All of the data is to be copied without a single change.

[Data entries]
────────────────
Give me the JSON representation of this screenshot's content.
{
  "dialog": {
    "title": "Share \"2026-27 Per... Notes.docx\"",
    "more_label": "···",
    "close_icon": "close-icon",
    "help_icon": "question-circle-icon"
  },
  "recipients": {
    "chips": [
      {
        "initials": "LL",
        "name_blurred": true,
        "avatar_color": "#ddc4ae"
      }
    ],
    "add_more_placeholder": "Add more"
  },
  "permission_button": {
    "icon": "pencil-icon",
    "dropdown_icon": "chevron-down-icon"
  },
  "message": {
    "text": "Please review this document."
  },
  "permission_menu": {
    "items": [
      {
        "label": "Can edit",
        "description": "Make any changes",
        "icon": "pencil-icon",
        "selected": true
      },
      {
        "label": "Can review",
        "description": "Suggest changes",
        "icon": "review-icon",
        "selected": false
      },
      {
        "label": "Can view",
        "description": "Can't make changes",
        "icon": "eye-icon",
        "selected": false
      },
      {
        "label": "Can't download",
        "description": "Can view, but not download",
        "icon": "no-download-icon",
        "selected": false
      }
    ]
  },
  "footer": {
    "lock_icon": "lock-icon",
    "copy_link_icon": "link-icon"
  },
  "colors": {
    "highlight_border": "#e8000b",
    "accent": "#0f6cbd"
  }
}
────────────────
SOLUTION FOR THIS PROBLEM -
Give me the JSON representation of this screenshot's content.
{
  "dialog": {
    "title": "Share \"2026-27 Per... Notes.docx\"",
    "more_label": "···",
    "close_icon": "close-icon",
    "help_icon": "question-circle-icon"
  },
  "recipients": {
    "chips": [
      {
        "initials": "LL",
        "name_blurred": true,
        "avatar_color": "#ddc4ae"
      }
    ],
    "add_more_placeholder": "Add more"
  },
  "permission_button": {
    "icon": "pencil-icon",
    "dropdown_icon": "chevron-down-icon"
  },
  "message": {
    "text": "Please review this document."
  },
  "permission_menu": {
    "items": [
      {
        "label": "Can edit",
        "description": "Make any changes",
        "icon": "pencil-icon",
        "selected": true
      },
      {
        "label": "Can review",
        "description": "Suggest changes",
        "icon": "review-icon",
        "selected": false
      },
      {
        "label": "Can view",
        "description": "Can't make changes",
        "icon": "eye-icon",
        "selected": false
      },
      {
        "label": "Can't download",
        "description": "Can view, but not download",
        "icon": "no-download-icon",
        "selected": false
      }
    ]
  },
  "footer": {
    "lock_icon": "lock-icon",
    "copy_link_icon": "link-icon"
  },
  "colors": {
    "highlight_border": "#e8000b",
    "accent": "#0f6cbd"
  }
}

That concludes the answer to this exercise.